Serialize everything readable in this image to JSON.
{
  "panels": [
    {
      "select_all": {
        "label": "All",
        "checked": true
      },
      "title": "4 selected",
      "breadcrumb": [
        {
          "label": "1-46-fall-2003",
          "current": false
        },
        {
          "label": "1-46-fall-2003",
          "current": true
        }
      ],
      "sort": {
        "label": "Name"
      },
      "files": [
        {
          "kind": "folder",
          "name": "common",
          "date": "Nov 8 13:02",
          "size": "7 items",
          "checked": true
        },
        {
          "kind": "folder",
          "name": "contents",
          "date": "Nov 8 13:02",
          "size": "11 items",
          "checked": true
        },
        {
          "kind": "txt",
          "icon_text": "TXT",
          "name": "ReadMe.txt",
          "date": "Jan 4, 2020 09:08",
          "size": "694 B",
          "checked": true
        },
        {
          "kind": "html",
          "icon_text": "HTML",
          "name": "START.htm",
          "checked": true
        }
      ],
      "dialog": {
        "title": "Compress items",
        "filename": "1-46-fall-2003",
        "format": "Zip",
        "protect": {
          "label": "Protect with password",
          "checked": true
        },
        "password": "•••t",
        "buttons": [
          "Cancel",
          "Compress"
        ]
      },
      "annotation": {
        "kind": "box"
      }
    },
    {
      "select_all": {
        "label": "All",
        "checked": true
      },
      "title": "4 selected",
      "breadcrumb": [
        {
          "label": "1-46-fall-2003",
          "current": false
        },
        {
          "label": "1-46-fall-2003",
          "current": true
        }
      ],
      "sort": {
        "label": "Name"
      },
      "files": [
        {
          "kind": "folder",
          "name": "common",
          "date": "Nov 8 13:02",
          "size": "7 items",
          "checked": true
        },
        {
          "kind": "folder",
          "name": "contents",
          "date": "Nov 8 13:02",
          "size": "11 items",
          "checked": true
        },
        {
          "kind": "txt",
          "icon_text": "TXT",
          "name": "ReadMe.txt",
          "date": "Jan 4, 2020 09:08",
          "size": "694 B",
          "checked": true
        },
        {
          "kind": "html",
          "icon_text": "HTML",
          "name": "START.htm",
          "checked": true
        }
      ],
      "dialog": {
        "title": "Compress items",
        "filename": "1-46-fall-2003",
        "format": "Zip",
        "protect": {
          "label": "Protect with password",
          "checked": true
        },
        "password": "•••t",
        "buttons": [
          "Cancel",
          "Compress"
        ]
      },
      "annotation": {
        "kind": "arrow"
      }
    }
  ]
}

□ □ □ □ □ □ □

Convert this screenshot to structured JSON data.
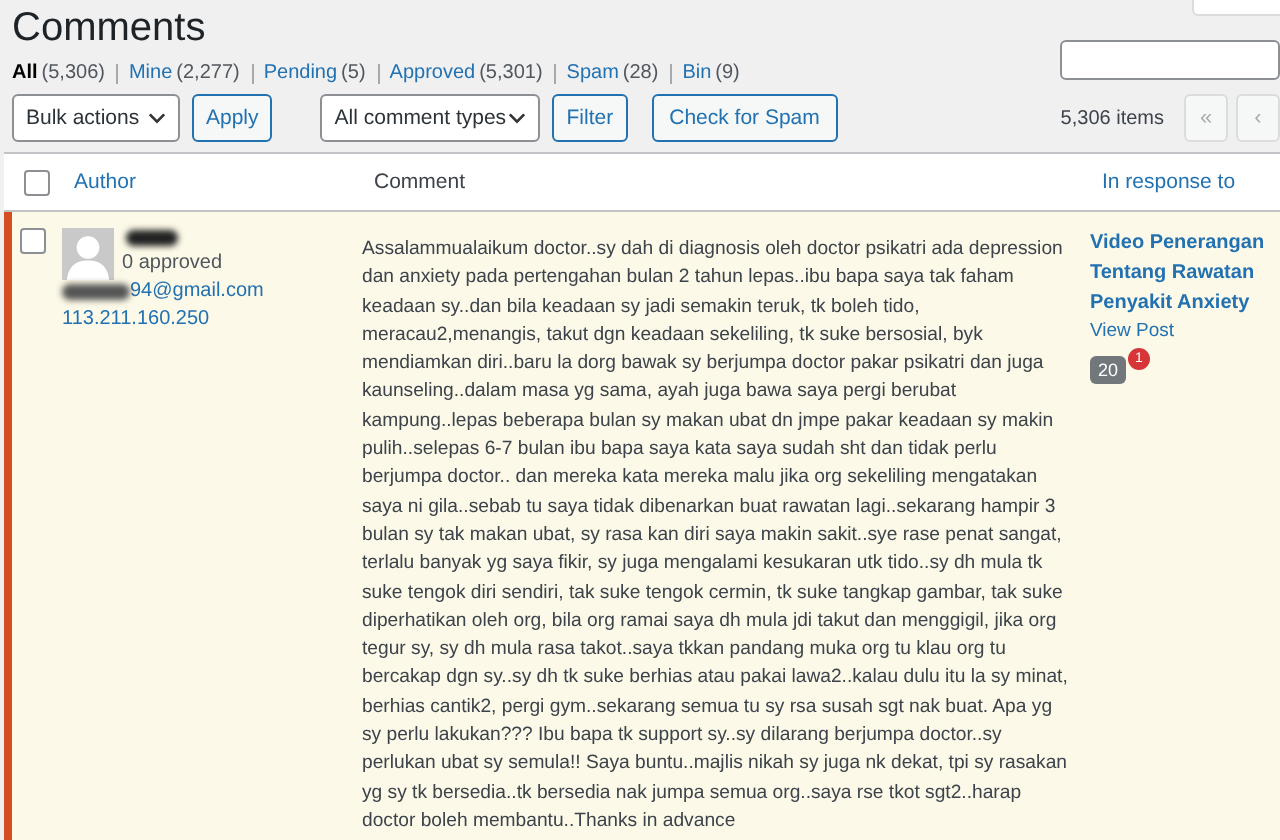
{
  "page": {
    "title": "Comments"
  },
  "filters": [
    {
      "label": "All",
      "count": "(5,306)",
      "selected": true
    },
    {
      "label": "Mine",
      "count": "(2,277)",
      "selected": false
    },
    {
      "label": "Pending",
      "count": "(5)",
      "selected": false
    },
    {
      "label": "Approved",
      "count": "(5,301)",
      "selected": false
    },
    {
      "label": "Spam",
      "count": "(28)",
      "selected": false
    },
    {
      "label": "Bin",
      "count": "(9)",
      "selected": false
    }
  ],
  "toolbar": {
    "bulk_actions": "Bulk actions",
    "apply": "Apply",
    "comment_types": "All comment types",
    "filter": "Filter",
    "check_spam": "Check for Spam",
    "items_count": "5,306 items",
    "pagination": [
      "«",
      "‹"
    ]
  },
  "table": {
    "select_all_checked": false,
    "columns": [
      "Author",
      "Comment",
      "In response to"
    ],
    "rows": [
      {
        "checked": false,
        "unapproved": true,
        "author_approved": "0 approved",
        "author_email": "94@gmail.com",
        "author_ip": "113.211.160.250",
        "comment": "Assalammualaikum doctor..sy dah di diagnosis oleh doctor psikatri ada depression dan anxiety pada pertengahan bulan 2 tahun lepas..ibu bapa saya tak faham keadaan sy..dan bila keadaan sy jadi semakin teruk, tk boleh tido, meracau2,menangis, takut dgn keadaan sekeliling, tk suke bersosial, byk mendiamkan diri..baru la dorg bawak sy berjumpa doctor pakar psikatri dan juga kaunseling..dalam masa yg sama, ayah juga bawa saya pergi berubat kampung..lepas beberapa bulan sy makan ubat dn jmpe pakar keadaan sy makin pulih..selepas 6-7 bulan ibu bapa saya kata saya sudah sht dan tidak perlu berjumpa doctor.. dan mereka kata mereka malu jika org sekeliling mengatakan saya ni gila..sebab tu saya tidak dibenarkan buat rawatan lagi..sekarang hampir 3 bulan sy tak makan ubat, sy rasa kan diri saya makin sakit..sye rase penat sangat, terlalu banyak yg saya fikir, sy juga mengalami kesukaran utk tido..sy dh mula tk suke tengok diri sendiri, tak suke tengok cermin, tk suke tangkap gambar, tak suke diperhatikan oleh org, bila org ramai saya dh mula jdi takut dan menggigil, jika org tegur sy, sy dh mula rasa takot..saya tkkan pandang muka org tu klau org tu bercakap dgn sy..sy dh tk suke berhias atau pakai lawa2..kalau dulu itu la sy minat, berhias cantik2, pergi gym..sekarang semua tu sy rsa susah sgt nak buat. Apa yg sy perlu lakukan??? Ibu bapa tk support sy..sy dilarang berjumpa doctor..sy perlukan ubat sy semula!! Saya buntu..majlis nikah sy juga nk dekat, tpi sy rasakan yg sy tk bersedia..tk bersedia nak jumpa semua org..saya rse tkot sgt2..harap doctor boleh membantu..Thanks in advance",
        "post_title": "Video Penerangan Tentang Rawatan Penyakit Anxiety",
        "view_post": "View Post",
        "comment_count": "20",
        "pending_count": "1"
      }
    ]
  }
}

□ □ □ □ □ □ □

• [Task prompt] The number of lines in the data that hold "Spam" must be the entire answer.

• [Response to this exercise] 2